Memorandum by Steven Jones Esq (FP 11)
REVIEW DEVELOPMENT ON FLOODPLAINS
My concern has been heightened by recent eventsthat
is the heavy rainfall over the last three monthsAylesbury
like many other low lying valley communities is no stranger to
flooding, all be it on a smaller scale than some.
Aylesbury is a strategic town and as such has
been put under tremendous pressure to take the bulk of the housing
development that is deemed to be necessary over the next 10 years
in the County. In this respect Aylesbury is like many other towns
throughout Britain. Land on its periphery is under pressure.
During the recent heavy rains the Bearbrook
filled to capacity and indeed flooded small parts of the town.
This stream forms part of the River Thame catchment which in turn
forms part of the Thames catchment area. The River Thame is renowned
for flooding. The Bearbrook also caused problems in the past until
a flood alleviation scheme was constructed during 1996 at Broughton.
The Environmental Agency policy for flooding agricultural land
to protect property worked well on this occasionlarge tracts
of the Broughton floodplain were sodden and under standing waterindeed
still are two weeks later. Fields soak up water and release it

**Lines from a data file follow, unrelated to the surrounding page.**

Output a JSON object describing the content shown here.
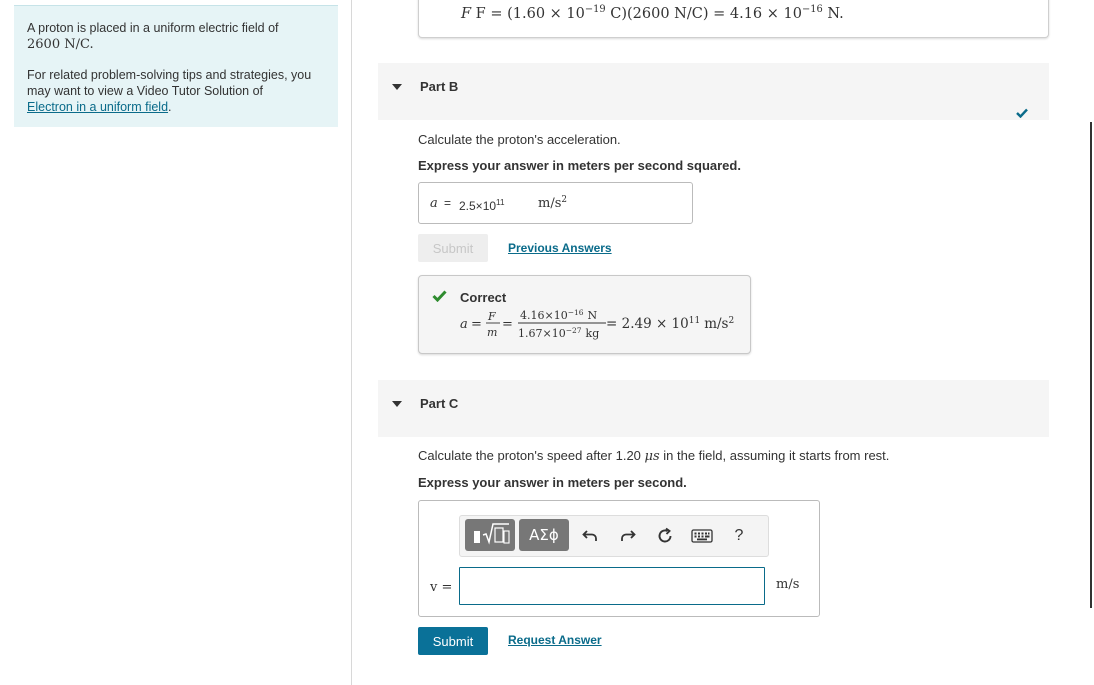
{
  "intro": {
    "line1_pre": "A proton is placed in a uniform electric field of",
    "line1_field": "2600 N/C.",
    "line2_pre": "For related problem-solving tips and strategies, you may want to view a Video Tutor Solution of",
    "link": "Electron in a uniform field",
    "line2_post": "."
  },
  "partA": {
    "eq_lhs": "F = (1.60 × 10",
    "eq_exp1": "−19",
    "eq_mid": " C)(2600 N/C) = 4.16 × 10",
    "eq_exp2": "−16",
    "eq_end": " N."
  },
  "partB": {
    "header": "Part B",
    "question": "Calculate the proton's acceleration.",
    "instruction": "Express your answer in meters per second squared.",
    "answer": {
      "var": "a",
      "eq": "=",
      "mantissa": "2.5×10",
      "exp": "11",
      "unit": "m/s",
      "unit_exp": "2"
    },
    "submit": "Submit",
    "previous": "Previous Answers",
    "feedback": {
      "title": "Correct",
      "lhs": "a",
      "eq": "=",
      "frac1_num": "F",
      "frac1_den": "m",
      "frac2_num": "4.16×10",
      "frac2_num_exp": "−16",
      "frac2_num_unit": "N",
      "frac2_den": "1.67×10",
      "frac2_den_exp": "−27",
      "frac2_den_unit": "kg",
      "result": "= 2.49 × 10",
      "result_exp": "11",
      "result_unit": "m/s",
      "result_unit_exp": "2"
    },
    "accent": "#0a6b8a",
    "correct_color": "#2e8b2e"
  },
  "partC": {
    "header": "Part C",
    "question_pre": "Calculate the proton's speed after 1.20 ",
    "question_mu": "μs",
    "question_post": " in the field, assuming it starts from rest.",
    "instruction": "Express your answer in meters per second.",
    "toolbar": {
      "templates_icon": "sqrt-template-icon",
      "symbols_label": "ΑΣϕ",
      "undo_icon": "undo-icon",
      "redo_icon": "redo-icon",
      "reset_icon": "reset-icon",
      "keyboard_icon": "keyboard-icon",
      "help_label": "?"
    },
    "var_label": "v =",
    "input_value": "",
    "unit": "m/s",
    "submit": "Submit",
    "request": "Request Answer"
  }
}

slowly. As a result Aylesbury's population remained dry, as did
most of the communities down stream.
One can only imagine the effect that building
on or near this floodplain would have. Consequences are well known
from experiences in other parts of the Country.
A further concern to me is the effect the proposed
scheme would have on wildlife. Inadvertently the flood alleviation
scheme has become a haven for wildlife. The Broughton areaalthough
within close proximity to the town centre is home to many threatened
species of birds, mammals and amphibia. It is also rich in plant
life and is home to many species of butterfly and moths.
There are several species of birds
on the British Trust for Ornithology Red List of Conservation
Concern, breeding regularly at Broughton. These include Grey Partridge,
Skylark, Song Thrush, Linnet, Bullfinch, Reed Bunting and Yellowhammer.
The area is also an important local wintering site for Lapwing,
Golden Plover, Snipe and Jack Snipe.
Mammals include the threatened Brown
Hare and Water Vole as well as Weasel, Stoat and one of the largest
Badger sets in the area. The rare Daubentons Bat can also be found.
Great Crested Newts are found in
some of the pools in the area.
The area is one of the most important
sites in the Country for rare Black Poplars.
To lose all this wildlife in an area accessible
and used by many in the town would be tragic. Set in an agricultural
area most of the surrounding area is not easily accessibleBroughton
on the other hand should be seen as a valuable local areathe
mass development of the site would be criminal.
My concern for the wildlife at Broughton is
intensified by the fact that the ecological research by outside
consultants was poorindeed they failed to recognise one
of Buckinghamshire's largest Badger Sets.
I can only hope that our Local Authority takes
heed of the concern for Development on floodplains and the damage
it may do to wildlife. The Local Plan is yet to be set in stone
so it is not too late to review development proposals for the
17 November 2000